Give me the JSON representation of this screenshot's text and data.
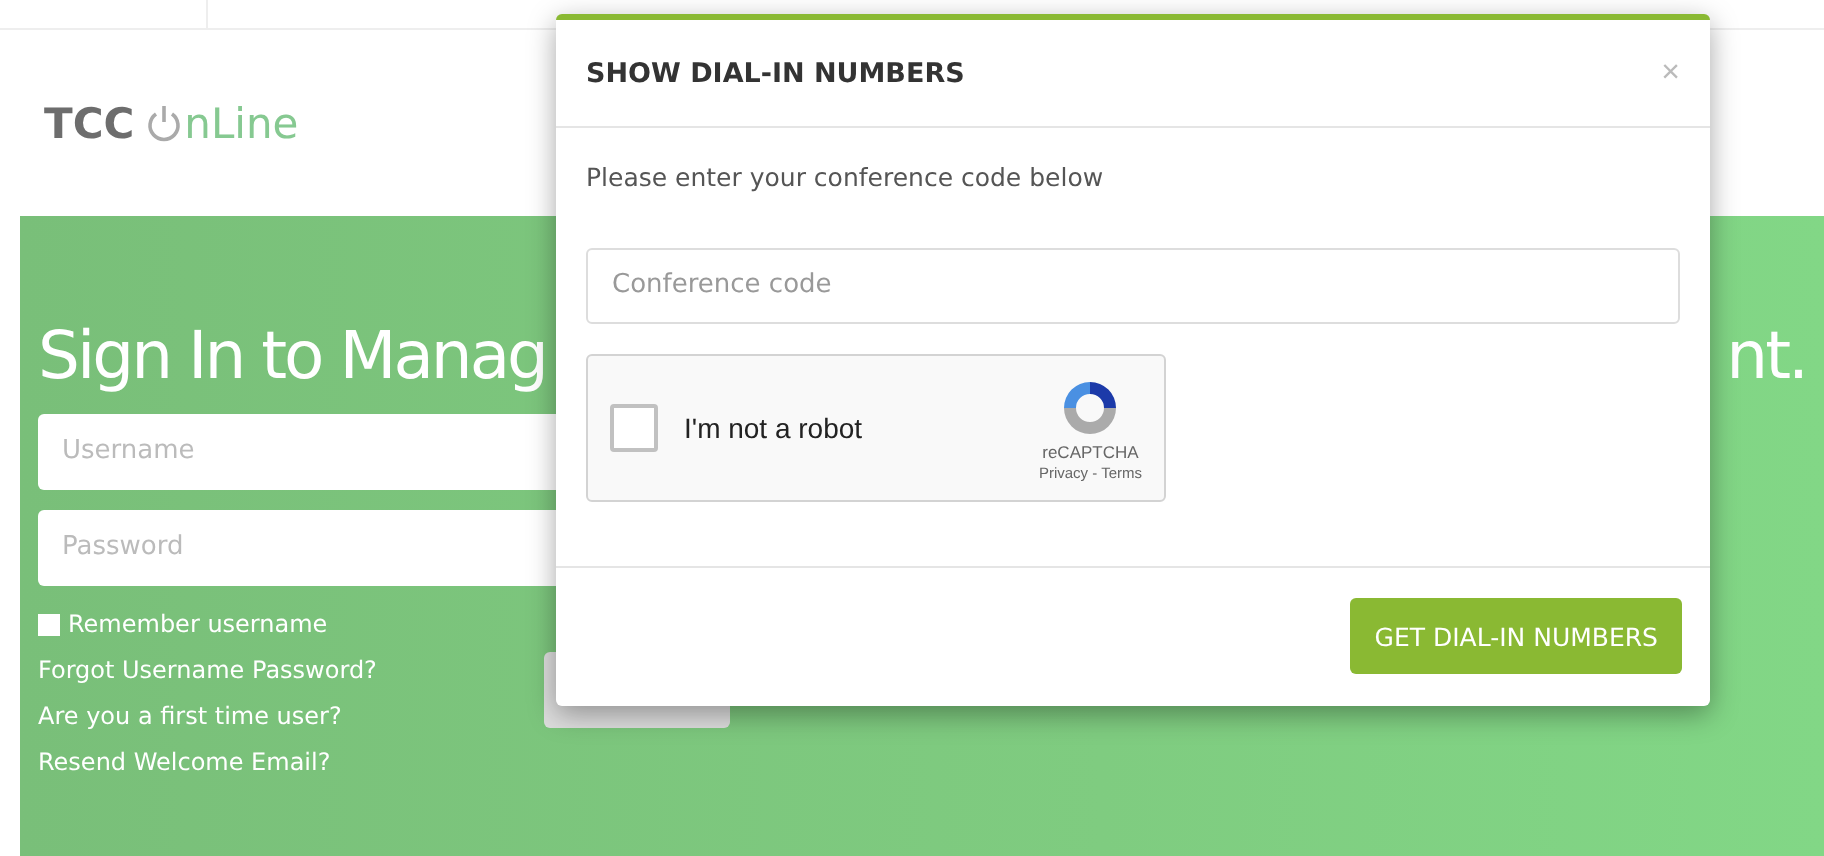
{
  "logo": {
    "brand": "TCC",
    "product": "nLine"
  },
  "hero": {
    "heading_left": "Sign In to Manag",
    "heading_right": "nt.",
    "username": {
      "placeholder": "Username"
    },
    "password": {
      "placeholder": "Password"
    },
    "remember": {
      "label": "Remember username",
      "checked": false
    },
    "links": [
      "Forgot Username Password?",
      "Are you a first time user?",
      "Resend Welcome Email?"
    ]
  },
  "modal": {
    "title": "SHOW DIAL-IN NUMBERS",
    "close": "×",
    "prompt": "Please enter your conference code below",
    "code_field": {
      "placeholder": "Conference code"
    },
    "captcha": {
      "label": "I'm not a robot",
      "checked": false,
      "brand": "reCAPTCHA",
      "links": "Privacy - Terms"
    },
    "button": "GET DIAL-IN NUMBERS"
  }
}
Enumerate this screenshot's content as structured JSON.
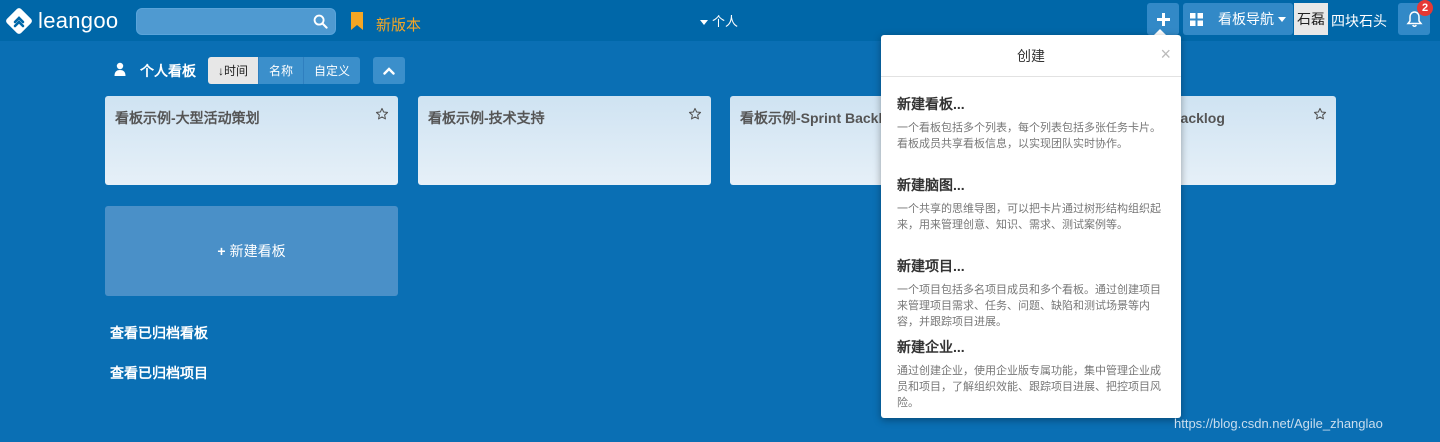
{
  "header": {
    "logo_text": "leangoo",
    "search_placeholder": "",
    "new_version": "新版本",
    "personal_menu": "个人",
    "board_nav": "看板导航",
    "avatar_text": "石磊",
    "user_name": "四块石头",
    "notification_count": "2"
  },
  "toolbar": {
    "title": "个人看板",
    "sort_options": [
      "时间",
      "名称",
      "自定义"
    ],
    "sort_active_prefix": "↓"
  },
  "boards": [
    {
      "name": "看板示例-大型活动策划"
    },
    {
      "name": "看板示例-技术支持"
    },
    {
      "name": "看板示例-Sprint Backlog"
    },
    {
      "name": "看板示例-Product Backlog"
    }
  ],
  "new_board": {
    "label": "新建看板",
    "icon": "plus-icon"
  },
  "archive_links": [
    "查看已归档看板",
    "查看已归档项目"
  ],
  "popover": {
    "title": "创建",
    "close": "×",
    "items": [
      {
        "title": "新建看板...",
        "desc": "一个看板包括多个列表，每个列表包括多张任务卡片。看板成员共享看板信息，以实现团队实时协作。"
      },
      {
        "title": "新建脑图...",
        "desc": "一个共享的思维导图，可以把卡片通过树形结构组织起来，用来管理创意、知识、需求、测试案例等。"
      },
      {
        "title": "新建项目...",
        "desc": "一个项目包括多名项目成员和多个看板。通过创建项目来管理项目需求、任务、问题、缺陷和测试场景等内容，并跟踪项目进展。"
      },
      {
        "title": "新建企业...",
        "desc": "通过创建企业，使用企业版专属功能，集中管理企业成员和项目，了解组织效能、跟踪项目进展、把控项目风险。"
      }
    ]
  },
  "watermark": "https://blog.csdn.net/Agile_zhanglao",
  "colors": {
    "background": "#0a6fb4",
    "topbar": "#0067a8",
    "accent_orange": "#f5a623",
    "badge": "#e53935"
  }
}
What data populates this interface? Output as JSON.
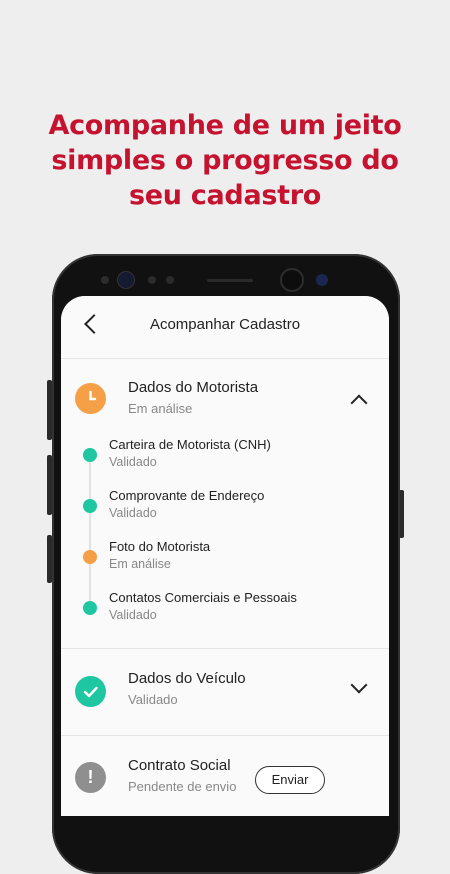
{
  "headline": {
    "line1": "Acompanhe de um jeito",
    "line2": "simples o progresso do",
    "line3": "seu cadastro"
  },
  "colors": {
    "brand": "#c4122f",
    "pending": "#f5a046",
    "validated": "#1ec7a2",
    "alert": "#8f8f8f"
  },
  "appbar": {
    "title": "Acompanhar Cadastro",
    "back_icon": "chevron-left-icon"
  },
  "driver": {
    "title": "Dados do Motorista",
    "status": "Em análise",
    "icon": "clock-icon",
    "items": [
      {
        "title": "Carteira de Motorista (CNH)",
        "status": "Validado"
      },
      {
        "title": "Comprovante de Endereço",
        "status": "Validado"
      },
      {
        "title": "Foto do Motorista",
        "status": "Em análise"
      },
      {
        "title": "Contatos Comerciais e Pessoais",
        "status": "Validado"
      }
    ]
  },
  "vehicle": {
    "title": "Dados do Veículo",
    "status": "Validado",
    "icon": "check-icon"
  },
  "contract": {
    "title": "Contrato Social",
    "status": "Pendente de envio",
    "icon": "exclamation-icon",
    "button": "Enviar"
  }
}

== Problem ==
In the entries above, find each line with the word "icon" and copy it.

== Problem solution ==
    "icon": "plus-icon"
    "back_icon": "chevron-left-icon"
    "icon": "clock-icon",
    "icon": "check-icon"
    "icon": "exclamation-icon",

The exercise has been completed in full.